Foodborne diseases are of worldwide public health concerns. In Taiwan, the climate is sweltering, humid, and quite suitable for growth of the microorganisms. To ensure the safety and sanitation of food, Taiwan Food and Drug Administration (TFDA) promotes the five keys and two don’t principles to prevent foodborne disease: “wash hands, keep fresh, separate raw and cooked, cook thoroughly and preserve at proper temperature; don’t drink untreated water and don’t eat wild plants and animals”.
To reduce the occurrence of foodborne disease, first of all, it’s necessary to practice proper hands hygiene before eating or preparing food. Foods should be stored in the refrigerator as soon as possible and do not be left at room temperature for too long. Furthermore, raw food should be kept separately from the cooked food to prevent cross contamination. As to the seafood, they should be heated thoroughly prior to consumption. In addition, wild plants and animals should be avoided, because some of them may be poisonous to humans.
TFDA promotes “Five keys and two don’t principles to prevent foodborne disease” as follows:
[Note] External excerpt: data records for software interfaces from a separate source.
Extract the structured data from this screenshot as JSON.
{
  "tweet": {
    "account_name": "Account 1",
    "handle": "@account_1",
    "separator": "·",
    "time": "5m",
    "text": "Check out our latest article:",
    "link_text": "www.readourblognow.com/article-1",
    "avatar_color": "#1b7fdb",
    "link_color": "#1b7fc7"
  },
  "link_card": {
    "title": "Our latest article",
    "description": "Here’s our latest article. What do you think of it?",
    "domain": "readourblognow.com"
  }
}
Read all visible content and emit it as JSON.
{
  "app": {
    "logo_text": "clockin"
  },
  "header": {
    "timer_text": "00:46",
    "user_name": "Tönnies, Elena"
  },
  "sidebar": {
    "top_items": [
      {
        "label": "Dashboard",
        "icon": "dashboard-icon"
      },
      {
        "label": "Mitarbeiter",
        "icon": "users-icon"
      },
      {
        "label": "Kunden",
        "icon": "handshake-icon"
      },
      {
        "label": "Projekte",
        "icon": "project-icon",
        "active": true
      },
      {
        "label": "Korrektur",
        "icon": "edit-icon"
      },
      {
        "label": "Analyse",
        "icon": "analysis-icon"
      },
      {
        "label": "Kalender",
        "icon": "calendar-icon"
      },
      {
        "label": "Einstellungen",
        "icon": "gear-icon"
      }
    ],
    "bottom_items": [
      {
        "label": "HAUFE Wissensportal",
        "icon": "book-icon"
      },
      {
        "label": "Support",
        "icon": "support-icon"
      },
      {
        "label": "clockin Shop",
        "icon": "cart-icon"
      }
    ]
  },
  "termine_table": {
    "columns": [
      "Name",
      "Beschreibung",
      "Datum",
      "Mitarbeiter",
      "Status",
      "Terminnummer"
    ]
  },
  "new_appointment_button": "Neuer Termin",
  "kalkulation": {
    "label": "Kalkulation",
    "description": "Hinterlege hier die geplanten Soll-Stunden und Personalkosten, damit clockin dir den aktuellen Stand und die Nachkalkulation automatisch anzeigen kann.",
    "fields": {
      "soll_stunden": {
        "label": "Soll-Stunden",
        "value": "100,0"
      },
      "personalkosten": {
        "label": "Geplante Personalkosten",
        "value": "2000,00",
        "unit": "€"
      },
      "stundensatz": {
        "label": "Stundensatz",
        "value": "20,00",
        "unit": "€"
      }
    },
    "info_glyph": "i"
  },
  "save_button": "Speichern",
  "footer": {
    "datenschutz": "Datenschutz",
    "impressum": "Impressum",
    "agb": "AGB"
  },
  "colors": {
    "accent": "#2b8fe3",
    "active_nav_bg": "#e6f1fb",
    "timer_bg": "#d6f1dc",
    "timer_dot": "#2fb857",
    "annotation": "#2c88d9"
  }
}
1. Wash hands: wash hands with soap, and rinse by clean water before handling food, during food preparation and before meals.
2. Keep fresh: ensure the cleanness of water used, and select and keep freshness of foods.
3. Separate raw and cooked: use separate equipment and utensils for handling raw materials and prepared foods to prevent cross contamination.
4. Cook thoroughly: prepare and cook foods thoroughly, at least to 70°C of the center temperature.
5. Preserve at proper temperature: keep foods at low temperature (no higher than 7℃) or preserve them in adequate means, and do not leave food at room temperature for too long.
6. Don’t drink untreated water: water should be brought to a rolling boil for one minute to kill pathogens.
7. Don’t eat wild plants and animals: avoid consuming wild plants and animals, because some of them may be poisonous to humans.